As the governor of the Central Bank of Nigeria, Sanusi Lamdio Sanusi suggested that the tightening cycle could continue into 2014 and this has had some effect on the fixed income market.
“It’s obvious that going into next year [the] option of any kind of loosening is almost out of it, in worst case scenario we expect them to maintain the status quo,” Kizito Odunze, Bond sales Analyst at Dunn Loren Merrifield told CNBC Africa.
Given the election spending that will take place next year, the expected headwinds in 2014 such as the renewed talks of tapering in the US, there are strong indications that there will be a need for more fiscal tightening.
“The market has [the] impression that if any kind of tightening is going to take place, it probably won’t happen in the first MPC meeting next year,” he explained.
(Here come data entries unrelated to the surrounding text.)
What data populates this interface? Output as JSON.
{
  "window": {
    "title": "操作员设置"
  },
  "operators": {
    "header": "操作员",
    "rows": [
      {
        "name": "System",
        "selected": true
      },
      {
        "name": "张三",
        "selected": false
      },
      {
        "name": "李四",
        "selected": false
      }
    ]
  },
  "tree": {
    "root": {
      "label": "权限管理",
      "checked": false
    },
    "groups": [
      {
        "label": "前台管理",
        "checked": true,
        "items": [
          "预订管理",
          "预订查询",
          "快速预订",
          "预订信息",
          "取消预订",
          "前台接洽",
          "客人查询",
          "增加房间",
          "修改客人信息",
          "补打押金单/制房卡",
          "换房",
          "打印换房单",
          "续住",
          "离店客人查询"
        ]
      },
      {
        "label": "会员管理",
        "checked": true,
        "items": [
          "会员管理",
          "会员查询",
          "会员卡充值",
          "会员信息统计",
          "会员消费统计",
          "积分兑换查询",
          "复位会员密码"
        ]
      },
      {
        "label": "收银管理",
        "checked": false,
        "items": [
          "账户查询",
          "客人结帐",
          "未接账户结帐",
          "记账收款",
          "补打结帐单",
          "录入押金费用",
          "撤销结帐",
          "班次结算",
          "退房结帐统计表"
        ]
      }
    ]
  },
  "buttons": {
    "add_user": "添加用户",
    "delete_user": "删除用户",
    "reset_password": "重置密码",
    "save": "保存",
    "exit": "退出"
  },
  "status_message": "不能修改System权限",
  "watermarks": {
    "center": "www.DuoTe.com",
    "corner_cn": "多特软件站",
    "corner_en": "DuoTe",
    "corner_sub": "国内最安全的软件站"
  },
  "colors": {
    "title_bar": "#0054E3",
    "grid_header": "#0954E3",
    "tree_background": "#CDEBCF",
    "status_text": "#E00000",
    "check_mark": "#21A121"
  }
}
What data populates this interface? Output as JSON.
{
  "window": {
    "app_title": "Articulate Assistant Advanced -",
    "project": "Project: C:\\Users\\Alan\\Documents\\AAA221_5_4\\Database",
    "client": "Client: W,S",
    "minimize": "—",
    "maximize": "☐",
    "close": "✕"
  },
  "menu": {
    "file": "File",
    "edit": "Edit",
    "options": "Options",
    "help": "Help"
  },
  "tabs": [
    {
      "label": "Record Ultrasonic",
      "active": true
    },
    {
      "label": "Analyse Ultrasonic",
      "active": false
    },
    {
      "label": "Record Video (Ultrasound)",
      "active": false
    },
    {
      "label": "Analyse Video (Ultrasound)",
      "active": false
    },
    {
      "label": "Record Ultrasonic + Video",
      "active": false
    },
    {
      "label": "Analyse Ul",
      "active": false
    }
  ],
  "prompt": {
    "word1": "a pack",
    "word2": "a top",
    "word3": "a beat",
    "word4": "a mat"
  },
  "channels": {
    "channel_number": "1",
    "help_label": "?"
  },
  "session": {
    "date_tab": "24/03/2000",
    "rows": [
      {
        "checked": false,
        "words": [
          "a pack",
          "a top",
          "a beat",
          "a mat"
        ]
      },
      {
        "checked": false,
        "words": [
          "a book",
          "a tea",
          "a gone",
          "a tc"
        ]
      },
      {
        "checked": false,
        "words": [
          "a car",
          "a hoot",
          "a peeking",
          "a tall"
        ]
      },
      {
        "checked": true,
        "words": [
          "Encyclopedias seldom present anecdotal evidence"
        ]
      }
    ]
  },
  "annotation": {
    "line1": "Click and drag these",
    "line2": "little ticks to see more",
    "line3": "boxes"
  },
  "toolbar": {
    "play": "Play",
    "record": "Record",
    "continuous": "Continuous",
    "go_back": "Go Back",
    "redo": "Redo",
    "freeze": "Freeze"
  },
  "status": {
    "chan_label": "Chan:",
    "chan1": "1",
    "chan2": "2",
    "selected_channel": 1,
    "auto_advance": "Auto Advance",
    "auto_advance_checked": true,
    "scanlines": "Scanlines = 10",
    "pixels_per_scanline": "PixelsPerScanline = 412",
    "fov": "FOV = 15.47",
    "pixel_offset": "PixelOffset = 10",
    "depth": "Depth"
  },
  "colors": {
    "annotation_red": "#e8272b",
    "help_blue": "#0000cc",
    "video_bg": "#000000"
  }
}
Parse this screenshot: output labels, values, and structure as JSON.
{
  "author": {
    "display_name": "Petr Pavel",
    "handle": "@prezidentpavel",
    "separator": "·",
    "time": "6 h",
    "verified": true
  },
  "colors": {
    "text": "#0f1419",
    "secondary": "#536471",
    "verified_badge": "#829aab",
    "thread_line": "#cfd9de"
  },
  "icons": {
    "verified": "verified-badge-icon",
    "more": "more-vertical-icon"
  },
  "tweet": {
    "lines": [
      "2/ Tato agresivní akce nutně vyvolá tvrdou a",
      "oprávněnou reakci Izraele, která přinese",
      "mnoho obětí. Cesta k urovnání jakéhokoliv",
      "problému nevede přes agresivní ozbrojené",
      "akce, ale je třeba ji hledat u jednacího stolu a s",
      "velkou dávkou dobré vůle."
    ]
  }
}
According to the Federal Open Market Committee October meeting, tapering will most likely start from March next year thus most investors locally have started a strategy of placing shorter on the T-bills market and taking maturities that most people will be out of before March next year.
“When the new interest rates regime takes place, most people can adapt to it so traders and investors locally are reacting to that and placing shorter on the T-bills market,” he said.
This week, according to Odunze, some maturities in the bond market could affect liquidity. Nonetheless, as some of them are in the hands of Pension Fund Administrators and private investors, a re-introduction of those funds back to the fixed income market is expected.
“We saw a little bit of that last week where there was a little bit of bullish run as a result of some of the bonds that matured last week,” he added.